== RECORDS SHOWN ==
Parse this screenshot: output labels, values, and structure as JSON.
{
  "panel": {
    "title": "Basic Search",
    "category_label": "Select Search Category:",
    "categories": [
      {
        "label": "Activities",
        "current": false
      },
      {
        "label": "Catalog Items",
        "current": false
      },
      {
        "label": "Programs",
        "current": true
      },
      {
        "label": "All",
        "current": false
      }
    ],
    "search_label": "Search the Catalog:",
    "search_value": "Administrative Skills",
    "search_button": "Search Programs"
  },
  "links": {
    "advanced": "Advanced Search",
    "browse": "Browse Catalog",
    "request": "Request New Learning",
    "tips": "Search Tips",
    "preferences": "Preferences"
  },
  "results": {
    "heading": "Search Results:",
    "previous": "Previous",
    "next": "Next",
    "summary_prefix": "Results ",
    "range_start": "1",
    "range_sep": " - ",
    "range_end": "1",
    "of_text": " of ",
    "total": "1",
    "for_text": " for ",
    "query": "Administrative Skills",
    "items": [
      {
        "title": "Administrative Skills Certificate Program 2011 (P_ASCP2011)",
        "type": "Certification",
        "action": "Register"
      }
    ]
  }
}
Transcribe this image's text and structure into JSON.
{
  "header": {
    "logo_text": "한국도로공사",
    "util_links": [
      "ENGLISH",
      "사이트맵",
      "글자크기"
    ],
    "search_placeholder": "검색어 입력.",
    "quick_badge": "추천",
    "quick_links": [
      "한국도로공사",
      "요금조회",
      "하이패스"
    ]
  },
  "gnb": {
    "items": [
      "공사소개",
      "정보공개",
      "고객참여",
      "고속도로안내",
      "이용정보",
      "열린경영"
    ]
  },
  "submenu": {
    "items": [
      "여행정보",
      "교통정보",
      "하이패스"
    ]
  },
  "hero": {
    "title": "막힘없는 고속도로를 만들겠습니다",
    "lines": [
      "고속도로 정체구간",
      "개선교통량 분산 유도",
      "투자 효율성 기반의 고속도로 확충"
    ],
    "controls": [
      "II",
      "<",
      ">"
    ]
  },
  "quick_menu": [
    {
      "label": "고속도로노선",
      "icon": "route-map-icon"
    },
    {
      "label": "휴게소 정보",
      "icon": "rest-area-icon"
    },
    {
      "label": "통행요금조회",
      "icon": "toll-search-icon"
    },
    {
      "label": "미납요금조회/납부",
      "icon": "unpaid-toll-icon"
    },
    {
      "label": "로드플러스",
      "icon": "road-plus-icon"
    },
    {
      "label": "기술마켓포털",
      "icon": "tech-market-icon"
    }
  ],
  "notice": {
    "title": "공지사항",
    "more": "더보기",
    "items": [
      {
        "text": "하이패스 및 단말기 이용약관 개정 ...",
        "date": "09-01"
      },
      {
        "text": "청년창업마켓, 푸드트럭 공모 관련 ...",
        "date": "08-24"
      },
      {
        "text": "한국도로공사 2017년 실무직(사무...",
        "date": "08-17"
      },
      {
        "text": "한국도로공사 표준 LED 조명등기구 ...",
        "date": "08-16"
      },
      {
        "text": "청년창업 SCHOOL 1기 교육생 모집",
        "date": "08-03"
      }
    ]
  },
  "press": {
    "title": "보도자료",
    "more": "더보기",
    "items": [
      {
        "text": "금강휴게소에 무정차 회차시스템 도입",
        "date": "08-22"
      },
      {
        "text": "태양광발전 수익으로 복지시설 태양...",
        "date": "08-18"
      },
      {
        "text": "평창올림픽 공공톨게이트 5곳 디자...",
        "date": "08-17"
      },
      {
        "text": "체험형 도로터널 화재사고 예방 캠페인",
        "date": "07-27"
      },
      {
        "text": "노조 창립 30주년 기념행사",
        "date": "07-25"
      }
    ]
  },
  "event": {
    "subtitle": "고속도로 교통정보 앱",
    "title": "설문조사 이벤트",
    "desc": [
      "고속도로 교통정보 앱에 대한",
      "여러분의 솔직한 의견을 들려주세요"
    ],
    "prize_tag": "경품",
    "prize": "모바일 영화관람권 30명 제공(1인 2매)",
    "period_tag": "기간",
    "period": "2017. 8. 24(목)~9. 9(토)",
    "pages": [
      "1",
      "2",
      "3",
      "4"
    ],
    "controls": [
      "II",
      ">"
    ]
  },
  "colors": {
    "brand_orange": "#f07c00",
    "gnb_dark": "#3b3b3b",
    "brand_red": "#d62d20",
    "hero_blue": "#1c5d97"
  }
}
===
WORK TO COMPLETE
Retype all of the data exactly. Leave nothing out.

PROBLEM SOLUTION
Parse this screenshot: output labels, values, and structure as JSON.
{
  "panel": {
    "title": "Basic Search",
    "category_label": "Select Search Category:",
    "categories": [
      {
        "label": "Activities",
        "current": false
      },
      {
        "label": "Catalog Items",
        "current": false
      },
      {
        "label": "Programs",
        "current": true
      },
      {
        "label": "All",
        "current": false
      }
    ],
    "search_label": "Search the Catalog:",
    "search_value": "Administrative Skills",
    "search_button": "Search Programs"
  },
  "links": {
    "advanced": "Advanced Search",
    "browse": "Browse Catalog",
    "request": "Request New Learning",
    "tips": "Search Tips",
    "preferences": "Preferences"
  },
  "results": {
    "heading": "Search Results:",
    "previous": "Previous",
    "next": "Next",
    "summary_prefix": "Results ",
    "range_start": "1",
    "range_sep": " - ",
    "range_end": "1",
    "of_text": " of ",
    "total": "1",
    "for_text": " for ",
    "query": "Administrative Skills",
    "items": [
      {
        "title": "Administrative Skills Certificate Program 2011 (P_ASCP2011)",
        "type": "Certification",
        "action": "Register"
      }
    ]
  }
}
Transcribe this image's text and structure into JSON.
{
  "header": {
    "logo_text": "한국도로공사",
    "util_links": [
      "ENGLISH",
      "사이트맵",
      "글자크기"
    ],
    "search_placeholder": "검색어 입력.",
    "quick_badge": "추천",
    "quick_links": [
      "한국도로공사",
      "요금조회",
      "하이패스"
    ]
  },
  "gnb": {
    "items": [
      "공사소개",
      "정보공개",
      "고객참여",
      "고속도로안내",
      "이용정보",
      "열린경영"
    ]
  },
  "submenu": {
    "items": [
      "여행정보",
      "교통정보",
      "하이패스"
    ]
  },
  "hero": {
    "title": "막힘없는 고속도로를 만들겠습니다",
    "lines": [
      "고속도로 정체구간",
      "개선교통량 분산 유도",
      "투자 효율성 기반의 고속도로 확충"
    ],
    "controls": [
      "II",
      "<",
      ">"
    ]
  },
  "quick_menu": [
    {
      "label": "고속도로노선",
      "icon": "route-map-icon"
    },
    {
      "label": "휴게소 정보",
      "icon": "rest-area-icon"
    },
    {
      "label": "통행요금조회",
      "icon": "toll-search-icon"
    },
    {
      "label": "미납요금조회/납부",
      "icon": "unpaid-toll-icon"
    },
    {
      "label": "로드플러스",
      "icon": "road-plus-icon"
    },
    {
      "label": "기술마켓포털",
      "icon": "tech-market-icon"
    }
  ],
  "notice": {
    "title": "공지사항",
    "more": "더보기",
    "items": [
      {
        "text": "하이패스 및 단말기 이용약관 개정 ...",
        "date": "09-01"
      },
      {
        "text": "청년창업마켓, 푸드트럭 공모 관련 ...",
        "date": "08-24"
      },
      {
        "text": "한국도로공사 2017년 실무직(사무...",
        "date": "08-17"
      },
      {
        "text": "한국도로공사 표준 LED 조명등기구 ...",
        "date": "08-16"
      },
      {
        "text": "청년창업 SCHOOL 1기 교육생 모집",
        "date": "08-03"
      }
    ]
  },
  "press": {
    "title": "보도자료",
    "more": "더보기",
    "items": [
      {
        "text": "금강휴게소에 무정차 회차시스템 도입",
        "date": "08-22"
      },
      {
        "text": "태양광발전 수익으로 복지시설 태양...",
        "date": "08-18"
      },
      {
        "text": "평창올림픽 공공톨게이트 5곳 디자...",
        "date": "08-17"
      },
      {
        "text": "체험형 도로터널 화재사고 예방 캠페인",
        "date": "07-27"
      },
      {
        "text": "노조 창립 30주년 기념행사",
        "date": "07-25"
      }
    ]
  },
  "event": {
    "subtitle": "고속도로 교통정보 앱",
    "title": "설문조사 이벤트",
    "desc": [
      "고속도로 교통정보 앱에 대한",
      "여러분의 솔직한 의견을 들려주세요"
    ],
    "prize_tag": "경품",
    "prize": "모바일 영화관람권 30명 제공(1인 2매)",
    "period_tag": "기간",
    "period": "2017. 8. 24(목)~9. 9(토)",
    "pages": [
      "1",
      "2",
      "3",
      "4"
    ],
    "controls": [
      "II",
      ">"
    ]
  },
  "colors": {
    "brand_orange": "#f07c00",
    "gnb_dark": "#3b3b3b",
    "brand_red": "#d62d20",
    "hero_blue": "#1c5d97"
  }
}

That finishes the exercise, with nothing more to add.